In the meantime,
Garry Trudeau Visits CCS in October...
"Garry Trudeau, creator of the Pulitzer Prize winning political cartoon Doonesbury, is making a rare public appearance on behalf of The Center for Cartoon Studies in White River Junction Vermont on October 22, 2007..." Seating is limited, so if you're in the area and you're a Trudeau/Doonesbury fan, don't wait to snag your ticket ASAP!
Furthermore, Garry has generously donated a Doonesbury original (pictured above, from his recent spring 2007 'Vermont Town Meeting' sequence) to the CCS fundraising effort; CCS will be actively promoting this online auction beginning October 17th, but here's the current announcement:
ORIGINAL COMIC BY GARRY TRUDEAU
Original comic art donated by Mr. Trudeau to be auctioned online. The piece comes professionally framed in a black metal casing and white and black matting, compliments of Junction Frame Shop.
Size of original framed:
12 1/2" x 22 1/4"
DATE AUCTION BEGINS: Wednesday, October 17
DATE AUCTION CLOSES: Tuesday, October 23
A direct link will be posted here on October 17.
You will be able to click here to place your bid!
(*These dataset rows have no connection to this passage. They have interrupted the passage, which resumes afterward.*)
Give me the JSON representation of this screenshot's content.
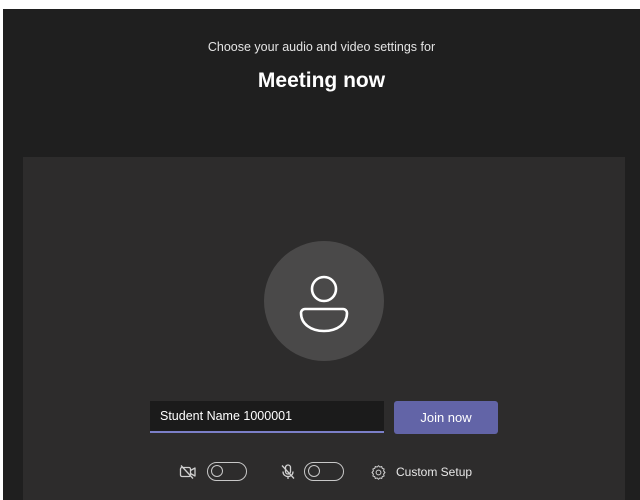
{
  "header": {
    "subtitle": "Choose your audio and video settings for",
    "title": "Meeting now"
  },
  "join": {
    "name_value": "Student Name 1000001",
    "button_label": "Join now"
  },
  "controls": {
    "camera": {
      "icon": "camera-off-icon",
      "enabled": false
    },
    "microphone": {
      "icon": "mic-off-icon",
      "enabled": false
    },
    "custom_setup": {
      "icon": "gear-icon",
      "label": "Custom Setup"
    }
  },
  "colors": {
    "background": "#1f1f1f",
    "stage": "#2d2c2c",
    "avatar": "#4a4949",
    "accent": "#6264a7",
    "input_underline": "#7b7fc8"
  }
}
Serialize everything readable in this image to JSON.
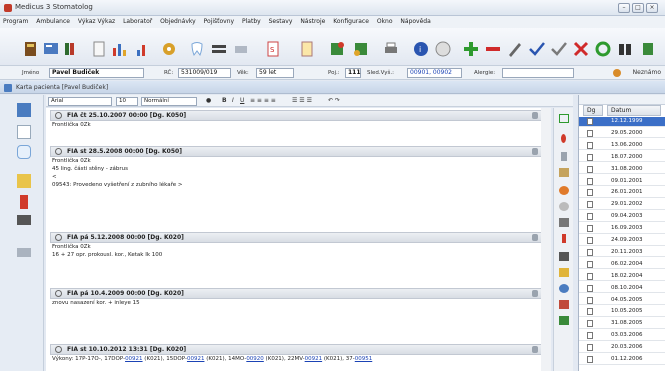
{
  "window": {
    "title": "Medicus 3 Stomatolog"
  },
  "menu": [
    "Program",
    "Ambulance",
    "Výkaz Výkaz",
    "Laboratoř",
    "Objednávky",
    "Pojišťovny",
    "Platby",
    "Sestavy",
    "Nástroje",
    "Konfigurace",
    "Okno",
    "Nápověda"
  ],
  "patient": {
    "name_label": "Jméno",
    "name": "Pavel Budiček",
    "rc_label": "RČ:",
    "rc": "531009/019",
    "age_label": "Věk:",
    "age": "59 let",
    "poj_label": "Poj.:",
    "poj": "111",
    "sled_label": "Sled.Vyš.:",
    "sled": "00901, 00902",
    "alergie_label": "Alergie:",
    "alergie": "",
    "unknown_label": "Neznámo"
  },
  "karta": {
    "title": "Karta pacienta [Pavel Budiček]"
  },
  "editor": {
    "font": "Arial",
    "size": "10",
    "style": "Normální"
  },
  "notes": [
    {
      "head": "FIA čt 25.10.2007 00:00 [Dg. K050]",
      "lines": [
        "Frontlička 0Zk"
      ]
    },
    {
      "head": "FIA st 28.5.2008 00:00 [Dg. K050]",
      "lines": [
        "Frontlička 0Zk",
        "45 ling. části stěny - zábrus",
        "<",
        "09543: Provedeno vyšetření z zubního lékaře >"
      ]
    },
    {
      "head": "FIA pá 5.12.2008 00:00 [Dg. K020]",
      "lines": [
        "Frontlička 0Zk",
        "16 + 27 opr. prokousl. kor., Ketak Ik 100"
      ]
    },
    {
      "head": "FIA pá 10.4.2009 00:00 [Dg. K020]",
      "lines": [
        "znovu nasazení kor. + inleye 15"
      ]
    },
    {
      "head": "FIA st 10.10.2012 13:31 [Dg. K020]",
      "lines": []
    }
  ],
  "last_line": {
    "pre": "Výkony: 17P-17O-, 17DOP-",
    "c1": "00921",
    "m1": " (K021), 15DOP-",
    "c2": "00921",
    "m2": " (K021), 14MO-",
    "c3": "00920",
    "m3": " (K021), 22MV-",
    "c4": "00921",
    "m4": " (K021), 37-",
    "c5": "00951"
  },
  "dates_table": {
    "col1": "Dg",
    "col2": "Datum",
    "rows": [
      "12.12.1999",
      "29.05.2000",
      "13.06.2000",
      "18.07.2000",
      "31.08.2000",
      "09.01.2001",
      "26.01.2001",
      "29.01.2002",
      "09.04.2003",
      "16.09.2003",
      "24.09.2003",
      "20.11.2003",
      "06.02.2004",
      "18.02.2004",
      "08.10.2004",
      "04.05.2005",
      "10.05.2005",
      "31.08.2005",
      "03.03.2006",
      "20.03.2006",
      "01.12.2006"
    ]
  }
}
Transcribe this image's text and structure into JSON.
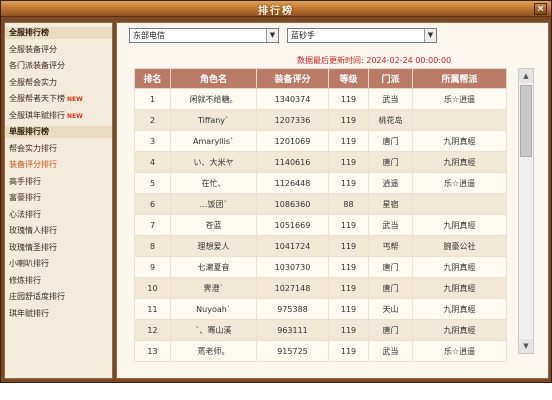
{
  "window": {
    "title": "排行榜",
    "close": "×"
  },
  "sidebar": {
    "items": [
      {
        "label": "全服排行榜",
        "type": "header"
      },
      {
        "label": "全服装备评分",
        "type": "item"
      },
      {
        "label": "各门派装备评分",
        "type": "item"
      },
      {
        "label": "全服帮会实力",
        "type": "item"
      },
      {
        "label": "全服帮者天下榜",
        "type": "item",
        "badge": "NEW"
      },
      {
        "label": "全服琪年赋排行",
        "type": "item",
        "badge": "NEW"
      },
      {
        "label": "单服排行榜",
        "type": "header"
      },
      {
        "label": "帮会实力排行",
        "type": "item"
      },
      {
        "label": "装备评分排行",
        "type": "active"
      },
      {
        "label": "高手排行",
        "type": "item"
      },
      {
        "label": "富豪排行",
        "type": "item"
      },
      {
        "label": "心法排行",
        "type": "item"
      },
      {
        "label": "玫瑰情人排行",
        "type": "item"
      },
      {
        "label": "玫瑰情圣排行",
        "type": "item"
      },
      {
        "label": "小喇叭排行",
        "type": "item"
      },
      {
        "label": "修炼排行",
        "type": "item"
      },
      {
        "label": "庄园舒适度排行",
        "type": "item"
      },
      {
        "label": "琪年赋排行",
        "type": "item"
      }
    ]
  },
  "filters": {
    "region": "东部电信",
    "server": "蓝砂手"
  },
  "update": {
    "label": "数据最后更新时间:",
    "time": "2024-02-24 00:00:00"
  },
  "table": {
    "headers": [
      "排名",
      "角色名",
      "装备评分",
      "等级",
      "门派",
      "所属帮派"
    ],
    "rows": [
      [
        "1",
        "闲就不给糖。",
        "1340374",
        "119",
        "武当",
        "乐☆逍遥"
      ],
      [
        "2",
        "Tiffany`",
        "1207336",
        "119",
        "桃花岛",
        ""
      ],
      [
        "3",
        "Amaryllis`",
        "1201069",
        "119",
        "唐门",
        "九阴真經"
      ],
      [
        "4",
        "い、大米ヤ",
        "1140616",
        "119",
        "唐门",
        "九阴真經"
      ],
      [
        "5",
        "在忙、",
        "1126448",
        "119",
        "逍遥",
        "乐☆逍遥"
      ],
      [
        "6",
        "…饭团`",
        "1086360",
        "88",
        "星宿",
        ""
      ],
      [
        "7",
        "苍蓝",
        "1051669",
        "119",
        "武当",
        "九阴真經"
      ],
      [
        "8",
        "理想爱人",
        "1041724",
        "119",
        "丐帮",
        "腕豪公社"
      ],
      [
        "9",
        "七濑夏音",
        "1030730",
        "119",
        "唐门",
        "九阴真經"
      ],
      [
        "10",
        "霁澄`",
        "1027148",
        "119",
        "唐门",
        "九阴真經"
      ],
      [
        "11",
        "Nuyoah`",
        "975388",
        "119",
        "天山",
        "九阴真經"
      ],
      [
        "12",
        "`、骞山溪",
        "963111",
        "119",
        "唐门",
        "九阴真經"
      ],
      [
        "13",
        "蔫老师。",
        "915725",
        "119",
        "武当",
        "乐☆逍遥"
      ]
    ]
  },
  "colors": {
    "accent": "#b97a68",
    "frame": "#7a4a28",
    "highlight": "#d02020"
  }
}
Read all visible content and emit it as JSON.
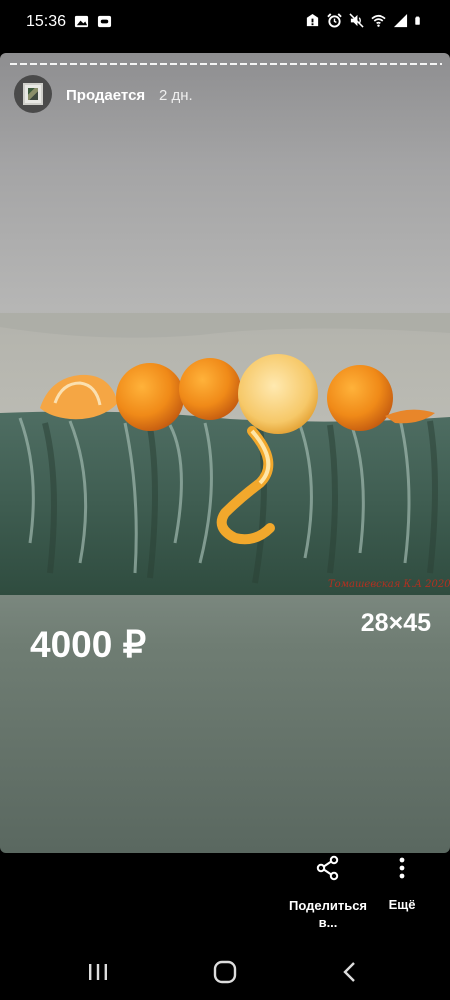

The leaves are changing color here in Vermont, and it's fall, folks. As an email from Jamaica (VT) amigo HomeyM notes this AM, "All leaves have embedded in them three pigments: chlorophyll (green colors), carotenoid (the yellow, orange and brown colors), and anthocyanins (red, blue and purple colors). During the long days of summer, chlorophyll is continuously being produced, resulting in green leaves. As the days get shorter and cooler, chlorophyll production slows and eventually ceases. When this occurs, the carotenoids and anthocyanins present in the leaves are unmasked and show their colors. The timing of these colors varies by elevation and by tree species." It all adds up to the trippy Vermont autumns I love, just by opening my eyes every single morning!